§ **Entries taken from a collection**
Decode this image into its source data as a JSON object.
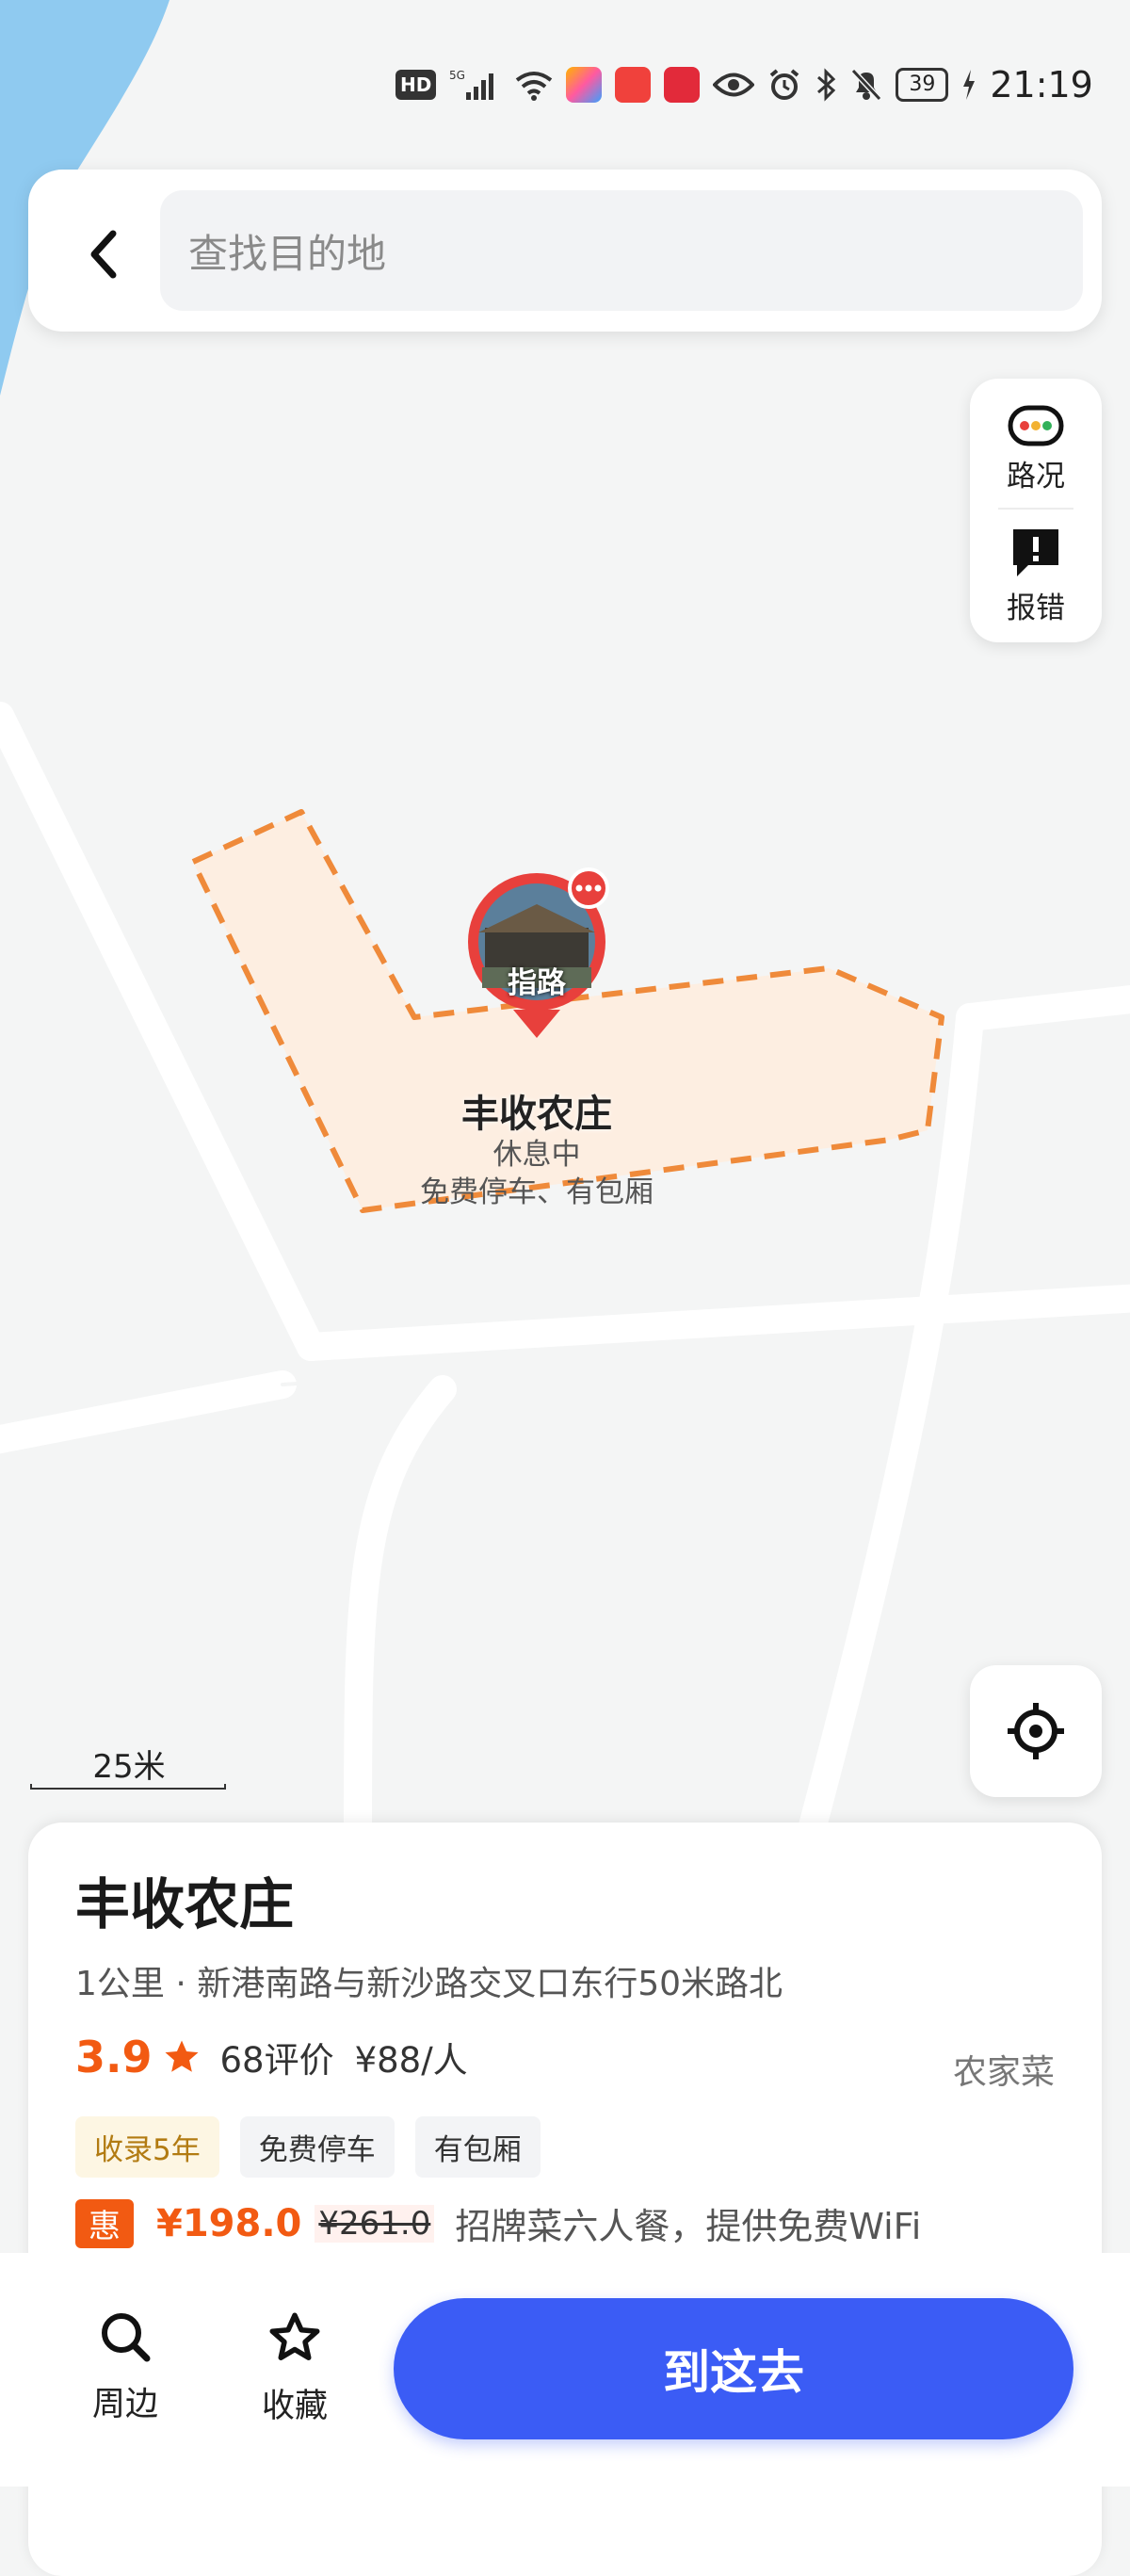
{
  "status_bar": {
    "hd": "HD",
    "network": "5G",
    "battery": "39",
    "time": "21:19"
  },
  "search": {
    "placeholder": "查找目的地"
  },
  "map_tools": {
    "traffic_label": "路况",
    "report_label": "报错"
  },
  "scale": {
    "label": "25米"
  },
  "map_marker": {
    "badge_label": "指路",
    "name": "丰收农庄",
    "status": "休息中",
    "tags": "免费停车、有包厢"
  },
  "place_card": {
    "title": "丰收农庄",
    "distance_address": "1公里 · 新港南路与新沙路交叉口东行50米路北",
    "rating": "3.9",
    "reviews": "68评价",
    "avg_price": "¥88/人",
    "category": "农家菜",
    "tags": [
      "收录5年",
      "免费停车",
      "有包厢"
    ],
    "deal": {
      "badge": "惠",
      "price": "¥198.0",
      "original_price": "¥261.0",
      "description": "招牌菜六人餐，提供免费WiFi"
    }
  },
  "bottom_bar": {
    "nearby_label": "周边",
    "favorite_label": "收藏",
    "go_label": "到这去"
  },
  "colors": {
    "accent": "#3b5cf5",
    "orange": "#f25a12",
    "marker_red": "#e8403c",
    "area_fill": "#fdeee1",
    "area_border": "#ef8a3a",
    "water": "#8fcaf0"
  }
}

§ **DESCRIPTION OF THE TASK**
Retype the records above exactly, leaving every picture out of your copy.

§ **SOLVED PROBLEM**
Decode this image into its source data as a JSON object.
{
  "status_bar": {
    "hd": "HD",
    "network": "5G",
    "battery": "39",
    "time": "21:19"
  },
  "search": {
    "placeholder": "查找目的地"
  },
  "map_tools": {
    "traffic_label": "路况",
    "report_label": "报错"
  },
  "scale": {
    "label": "25米"
  },
  "map_marker": {
    "badge_label": "指路",
    "name": "丰收农庄",
    "status": "休息中",
    "tags": "免费停车、有包厢"
  },
  "place_card": {
    "title": "丰收农庄",
    "distance_address": "1公里 · 新港南路与新沙路交叉口东行50米路北",
    "rating": "3.9",
    "reviews": "68评价",
    "avg_price": "¥88/人",
    "category": "农家菜",
    "tags": [
      "收录5年",
      "免费停车",
      "有包厢"
    ],
    "deal": {
      "badge": "惠",
      "price": "¥198.0",
      "original_price": "¥261.0",
      "description": "招牌菜六人餐，提供免费WiFi"
    }
  },
  "bottom_bar": {
    "nearby_label": "周边",
    "favorite_label": "收藏",
    "go_label": "到这去"
  },
  "colors": {
    "accent": "#3b5cf5",
    "orange": "#f25a12",
    "marker_red": "#e8403c",
    "area_fill": "#fdeee1",
    "area_border": "#ef8a3a",
    "water": "#8fcaf0"
  }
}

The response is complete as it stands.